The restaurant is best enjoyed during the day, when the tall, open room is filled with light from the floor-to-ceiling windows. Wade seems to hit his stride with the lunch and brunch menus, which feature slightly more casual fare in the just-under-$20 range.
At night, the overhead lights shine a little too bright, and the restaurant that tries to be more casual than Alan Wong’s, ditching the white linen, still charges high-end prices (around $30 an entree). Wade, in between leaving Alan Wong’s and opening MW Restaurant, dallied in pop-up venues and bar/nightclub kitchens, serving some of the same plates for half the price. Part of me acknowledges that the new prices are the cost of a large brick-and-mortar Ala Moana location; the other part expects more now that he has a 1,300-square-foot, permanent kitchen.
But what he does have in this new space is his wife, who, just as at Alan Wong’s, continues to do wonders with desserts, from haute to homey. Michelle has resurrected the dessert menu, breathing life into the most static, easily ignored part of the meal at many restaurants, proving that it can be as much a channel of a chef’s creativity as savory dishes.
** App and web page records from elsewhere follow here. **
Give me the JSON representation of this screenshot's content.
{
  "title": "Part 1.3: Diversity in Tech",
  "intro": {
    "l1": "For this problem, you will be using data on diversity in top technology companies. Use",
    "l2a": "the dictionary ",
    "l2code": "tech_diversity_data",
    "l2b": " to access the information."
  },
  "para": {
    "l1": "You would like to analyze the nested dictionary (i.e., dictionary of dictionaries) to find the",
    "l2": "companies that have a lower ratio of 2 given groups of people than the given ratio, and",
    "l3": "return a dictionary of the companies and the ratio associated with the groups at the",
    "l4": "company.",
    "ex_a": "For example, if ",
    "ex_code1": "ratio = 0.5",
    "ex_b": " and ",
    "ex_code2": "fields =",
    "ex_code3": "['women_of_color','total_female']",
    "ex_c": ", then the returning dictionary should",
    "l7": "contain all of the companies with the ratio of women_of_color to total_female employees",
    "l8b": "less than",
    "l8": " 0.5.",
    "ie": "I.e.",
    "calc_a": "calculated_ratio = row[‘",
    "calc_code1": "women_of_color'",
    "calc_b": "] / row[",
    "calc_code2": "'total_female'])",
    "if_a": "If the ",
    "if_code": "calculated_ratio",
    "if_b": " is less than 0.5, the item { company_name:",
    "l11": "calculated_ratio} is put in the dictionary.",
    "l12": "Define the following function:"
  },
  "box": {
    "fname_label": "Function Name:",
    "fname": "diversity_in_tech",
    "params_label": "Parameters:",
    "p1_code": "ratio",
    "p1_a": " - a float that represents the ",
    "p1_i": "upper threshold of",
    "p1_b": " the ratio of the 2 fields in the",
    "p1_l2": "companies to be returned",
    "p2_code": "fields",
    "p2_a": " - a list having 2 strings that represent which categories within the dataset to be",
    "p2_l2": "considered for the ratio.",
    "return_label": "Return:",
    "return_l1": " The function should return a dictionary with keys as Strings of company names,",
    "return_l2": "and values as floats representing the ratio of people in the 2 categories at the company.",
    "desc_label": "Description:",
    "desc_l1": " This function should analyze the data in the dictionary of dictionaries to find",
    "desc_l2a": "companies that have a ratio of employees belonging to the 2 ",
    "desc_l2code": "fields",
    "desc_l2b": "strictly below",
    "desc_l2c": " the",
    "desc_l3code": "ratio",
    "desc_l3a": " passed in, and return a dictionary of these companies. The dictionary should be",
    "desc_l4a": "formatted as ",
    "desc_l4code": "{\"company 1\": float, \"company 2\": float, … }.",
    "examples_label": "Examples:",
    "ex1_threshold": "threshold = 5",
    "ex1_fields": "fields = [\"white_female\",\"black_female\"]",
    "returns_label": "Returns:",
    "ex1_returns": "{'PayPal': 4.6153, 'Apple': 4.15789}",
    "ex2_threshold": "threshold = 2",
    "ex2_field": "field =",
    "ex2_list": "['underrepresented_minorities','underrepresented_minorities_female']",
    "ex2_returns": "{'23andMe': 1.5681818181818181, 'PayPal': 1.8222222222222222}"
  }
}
Whether it’s her complex take on an affogato, with dehydrated chocolate mousse, coffee gelato and ice, or the chocolate chip cookies or tiny loaf of banana bread that she sends off with you as you leave, she merges comfort and surprise in a single package. Which is what MW does best.
MW restaurant | 1538 Kapiolani Blvd., #107, 955-6505, mwrestaurant.com.